> [GOAL OF THE EXERCISE]: List all lines of the data that include the string "true".

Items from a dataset
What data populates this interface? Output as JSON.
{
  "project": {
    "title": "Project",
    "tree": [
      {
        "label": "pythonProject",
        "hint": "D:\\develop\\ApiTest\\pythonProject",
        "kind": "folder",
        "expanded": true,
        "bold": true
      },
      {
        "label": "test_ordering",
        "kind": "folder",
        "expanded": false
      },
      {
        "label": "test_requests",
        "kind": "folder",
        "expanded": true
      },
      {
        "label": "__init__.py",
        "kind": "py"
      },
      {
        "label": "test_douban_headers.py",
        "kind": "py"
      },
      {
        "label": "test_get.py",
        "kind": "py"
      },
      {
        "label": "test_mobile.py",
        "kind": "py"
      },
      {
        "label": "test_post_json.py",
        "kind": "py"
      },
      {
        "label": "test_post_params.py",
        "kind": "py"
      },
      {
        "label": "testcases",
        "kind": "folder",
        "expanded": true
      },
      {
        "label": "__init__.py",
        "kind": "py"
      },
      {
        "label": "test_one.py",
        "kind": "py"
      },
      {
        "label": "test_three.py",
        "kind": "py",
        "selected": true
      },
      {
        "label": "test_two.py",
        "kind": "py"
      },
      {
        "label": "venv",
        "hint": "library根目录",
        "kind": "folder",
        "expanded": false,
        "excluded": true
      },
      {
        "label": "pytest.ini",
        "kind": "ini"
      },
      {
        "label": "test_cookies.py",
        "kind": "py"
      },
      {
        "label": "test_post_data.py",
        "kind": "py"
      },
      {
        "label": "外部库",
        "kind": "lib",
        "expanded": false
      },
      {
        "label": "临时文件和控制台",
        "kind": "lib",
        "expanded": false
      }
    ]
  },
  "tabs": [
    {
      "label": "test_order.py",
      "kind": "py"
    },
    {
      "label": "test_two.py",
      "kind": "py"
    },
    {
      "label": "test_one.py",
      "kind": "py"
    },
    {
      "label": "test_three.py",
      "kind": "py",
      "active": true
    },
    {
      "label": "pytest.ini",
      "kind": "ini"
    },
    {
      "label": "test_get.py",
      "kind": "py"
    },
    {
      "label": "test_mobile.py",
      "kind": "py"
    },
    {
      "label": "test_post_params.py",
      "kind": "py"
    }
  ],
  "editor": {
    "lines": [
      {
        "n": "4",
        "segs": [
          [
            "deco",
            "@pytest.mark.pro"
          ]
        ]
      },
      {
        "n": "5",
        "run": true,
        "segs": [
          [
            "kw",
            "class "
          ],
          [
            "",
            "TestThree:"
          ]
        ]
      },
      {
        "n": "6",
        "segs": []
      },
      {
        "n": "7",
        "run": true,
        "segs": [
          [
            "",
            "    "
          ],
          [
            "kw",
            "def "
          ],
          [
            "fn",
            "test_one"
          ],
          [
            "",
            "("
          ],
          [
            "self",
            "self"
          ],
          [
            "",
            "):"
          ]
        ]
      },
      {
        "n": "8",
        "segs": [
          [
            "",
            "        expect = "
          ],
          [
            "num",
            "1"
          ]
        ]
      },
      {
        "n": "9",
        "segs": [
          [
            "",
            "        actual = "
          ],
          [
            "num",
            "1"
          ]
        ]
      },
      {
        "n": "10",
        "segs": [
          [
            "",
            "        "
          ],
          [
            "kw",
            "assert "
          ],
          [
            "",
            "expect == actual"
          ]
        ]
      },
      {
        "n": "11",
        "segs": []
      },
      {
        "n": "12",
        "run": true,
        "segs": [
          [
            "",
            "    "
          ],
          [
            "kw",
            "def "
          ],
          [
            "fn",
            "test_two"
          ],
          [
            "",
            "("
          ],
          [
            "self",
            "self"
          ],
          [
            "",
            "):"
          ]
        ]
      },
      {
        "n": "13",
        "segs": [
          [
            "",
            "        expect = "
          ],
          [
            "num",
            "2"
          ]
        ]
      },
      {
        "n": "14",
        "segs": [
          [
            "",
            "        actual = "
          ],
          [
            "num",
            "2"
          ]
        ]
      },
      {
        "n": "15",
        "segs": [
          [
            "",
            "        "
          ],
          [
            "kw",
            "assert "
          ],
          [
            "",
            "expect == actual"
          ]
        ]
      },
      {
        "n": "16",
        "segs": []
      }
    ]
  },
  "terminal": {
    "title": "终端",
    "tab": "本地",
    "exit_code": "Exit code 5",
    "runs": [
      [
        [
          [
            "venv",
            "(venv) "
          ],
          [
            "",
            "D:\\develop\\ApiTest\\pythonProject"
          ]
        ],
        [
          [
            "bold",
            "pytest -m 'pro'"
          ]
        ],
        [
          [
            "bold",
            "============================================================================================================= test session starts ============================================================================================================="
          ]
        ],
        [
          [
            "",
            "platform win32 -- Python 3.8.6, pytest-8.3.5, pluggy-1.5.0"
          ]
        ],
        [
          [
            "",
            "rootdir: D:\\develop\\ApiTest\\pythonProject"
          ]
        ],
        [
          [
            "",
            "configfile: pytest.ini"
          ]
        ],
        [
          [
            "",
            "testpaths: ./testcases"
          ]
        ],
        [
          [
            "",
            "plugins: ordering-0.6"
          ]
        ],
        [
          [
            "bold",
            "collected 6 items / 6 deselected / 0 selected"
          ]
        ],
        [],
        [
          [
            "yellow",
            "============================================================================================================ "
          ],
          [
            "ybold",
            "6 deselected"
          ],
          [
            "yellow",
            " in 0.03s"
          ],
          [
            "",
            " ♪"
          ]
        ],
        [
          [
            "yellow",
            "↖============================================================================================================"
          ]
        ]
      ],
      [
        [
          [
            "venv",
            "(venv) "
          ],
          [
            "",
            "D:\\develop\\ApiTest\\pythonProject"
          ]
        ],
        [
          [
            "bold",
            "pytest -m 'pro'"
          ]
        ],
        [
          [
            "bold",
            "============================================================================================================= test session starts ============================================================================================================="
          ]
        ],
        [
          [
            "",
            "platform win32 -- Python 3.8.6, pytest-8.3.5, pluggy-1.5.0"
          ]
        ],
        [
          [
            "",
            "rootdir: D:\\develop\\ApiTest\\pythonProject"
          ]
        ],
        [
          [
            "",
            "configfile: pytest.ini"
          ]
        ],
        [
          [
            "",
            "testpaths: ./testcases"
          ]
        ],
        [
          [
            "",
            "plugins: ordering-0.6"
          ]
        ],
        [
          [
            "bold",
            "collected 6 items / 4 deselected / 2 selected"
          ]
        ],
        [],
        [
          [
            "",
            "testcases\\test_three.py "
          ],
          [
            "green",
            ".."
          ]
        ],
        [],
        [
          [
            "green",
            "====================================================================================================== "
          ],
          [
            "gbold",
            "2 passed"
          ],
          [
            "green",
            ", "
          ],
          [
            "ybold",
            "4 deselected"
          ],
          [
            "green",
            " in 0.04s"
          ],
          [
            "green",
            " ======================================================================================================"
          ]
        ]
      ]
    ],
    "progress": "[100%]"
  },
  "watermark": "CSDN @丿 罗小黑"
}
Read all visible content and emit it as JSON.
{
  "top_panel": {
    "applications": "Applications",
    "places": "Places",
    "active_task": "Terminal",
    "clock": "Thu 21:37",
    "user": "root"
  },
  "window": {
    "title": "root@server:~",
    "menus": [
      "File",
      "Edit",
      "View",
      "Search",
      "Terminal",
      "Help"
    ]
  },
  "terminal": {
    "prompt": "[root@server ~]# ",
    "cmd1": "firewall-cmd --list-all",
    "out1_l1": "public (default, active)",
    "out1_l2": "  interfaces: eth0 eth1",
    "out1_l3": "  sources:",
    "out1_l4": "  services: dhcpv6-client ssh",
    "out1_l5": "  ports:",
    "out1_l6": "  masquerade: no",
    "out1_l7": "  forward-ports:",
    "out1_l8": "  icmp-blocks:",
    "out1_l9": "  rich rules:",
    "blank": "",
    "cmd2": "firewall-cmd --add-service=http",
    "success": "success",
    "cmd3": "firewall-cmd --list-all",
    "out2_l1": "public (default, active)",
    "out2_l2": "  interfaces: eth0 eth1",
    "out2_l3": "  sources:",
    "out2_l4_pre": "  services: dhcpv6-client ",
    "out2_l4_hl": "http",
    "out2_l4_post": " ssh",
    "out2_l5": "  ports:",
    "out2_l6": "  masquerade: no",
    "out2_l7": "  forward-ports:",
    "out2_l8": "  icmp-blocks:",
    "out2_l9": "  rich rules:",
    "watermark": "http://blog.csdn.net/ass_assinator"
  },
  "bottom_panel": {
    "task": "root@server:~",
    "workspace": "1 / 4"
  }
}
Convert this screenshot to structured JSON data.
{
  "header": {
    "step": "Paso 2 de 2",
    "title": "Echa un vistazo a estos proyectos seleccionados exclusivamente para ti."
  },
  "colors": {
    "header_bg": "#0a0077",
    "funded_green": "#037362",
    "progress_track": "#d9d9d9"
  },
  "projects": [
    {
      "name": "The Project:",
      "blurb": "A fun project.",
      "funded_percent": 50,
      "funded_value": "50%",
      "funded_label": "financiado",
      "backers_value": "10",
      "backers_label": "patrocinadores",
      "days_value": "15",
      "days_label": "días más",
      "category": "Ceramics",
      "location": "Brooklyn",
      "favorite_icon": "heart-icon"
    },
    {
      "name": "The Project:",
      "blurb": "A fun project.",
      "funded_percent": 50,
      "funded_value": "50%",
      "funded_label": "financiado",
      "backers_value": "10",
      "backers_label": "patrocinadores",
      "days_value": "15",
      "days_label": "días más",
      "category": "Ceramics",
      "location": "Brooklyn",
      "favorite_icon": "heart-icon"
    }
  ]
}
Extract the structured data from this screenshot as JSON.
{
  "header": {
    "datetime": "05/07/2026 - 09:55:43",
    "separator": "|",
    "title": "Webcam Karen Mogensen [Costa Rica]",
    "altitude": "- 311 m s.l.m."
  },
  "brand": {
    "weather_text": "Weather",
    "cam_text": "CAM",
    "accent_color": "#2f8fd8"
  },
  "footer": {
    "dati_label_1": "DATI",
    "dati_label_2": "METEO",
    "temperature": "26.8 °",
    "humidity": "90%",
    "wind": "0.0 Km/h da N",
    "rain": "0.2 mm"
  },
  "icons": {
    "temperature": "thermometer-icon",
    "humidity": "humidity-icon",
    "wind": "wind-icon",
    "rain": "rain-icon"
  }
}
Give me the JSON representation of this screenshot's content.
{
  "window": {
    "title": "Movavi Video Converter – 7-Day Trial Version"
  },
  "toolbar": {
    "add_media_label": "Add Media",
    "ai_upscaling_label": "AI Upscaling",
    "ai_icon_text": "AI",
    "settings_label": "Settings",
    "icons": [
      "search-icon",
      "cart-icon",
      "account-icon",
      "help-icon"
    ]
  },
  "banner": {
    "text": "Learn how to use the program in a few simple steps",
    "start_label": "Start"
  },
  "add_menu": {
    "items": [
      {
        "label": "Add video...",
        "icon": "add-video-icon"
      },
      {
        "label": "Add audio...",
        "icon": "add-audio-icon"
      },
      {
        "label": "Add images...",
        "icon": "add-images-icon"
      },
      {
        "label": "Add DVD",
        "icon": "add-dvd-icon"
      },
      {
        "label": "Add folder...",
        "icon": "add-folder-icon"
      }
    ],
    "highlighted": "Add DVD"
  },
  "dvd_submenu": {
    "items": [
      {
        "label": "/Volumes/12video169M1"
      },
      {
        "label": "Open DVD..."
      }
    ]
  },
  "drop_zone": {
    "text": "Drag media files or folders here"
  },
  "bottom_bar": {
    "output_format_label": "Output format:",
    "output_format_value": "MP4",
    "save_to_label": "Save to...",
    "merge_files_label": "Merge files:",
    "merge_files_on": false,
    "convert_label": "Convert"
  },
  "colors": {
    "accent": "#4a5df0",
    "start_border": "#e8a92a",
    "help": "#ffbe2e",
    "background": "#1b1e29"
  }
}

> [PROBLEM SOLUTION]:
        "expanded": true,
        "bold": true
        "expanded": true
        "expanded": true
        "selected": true
        "excluded": true
      "active": true
        "run": true,
        "run": true,
        "run": true,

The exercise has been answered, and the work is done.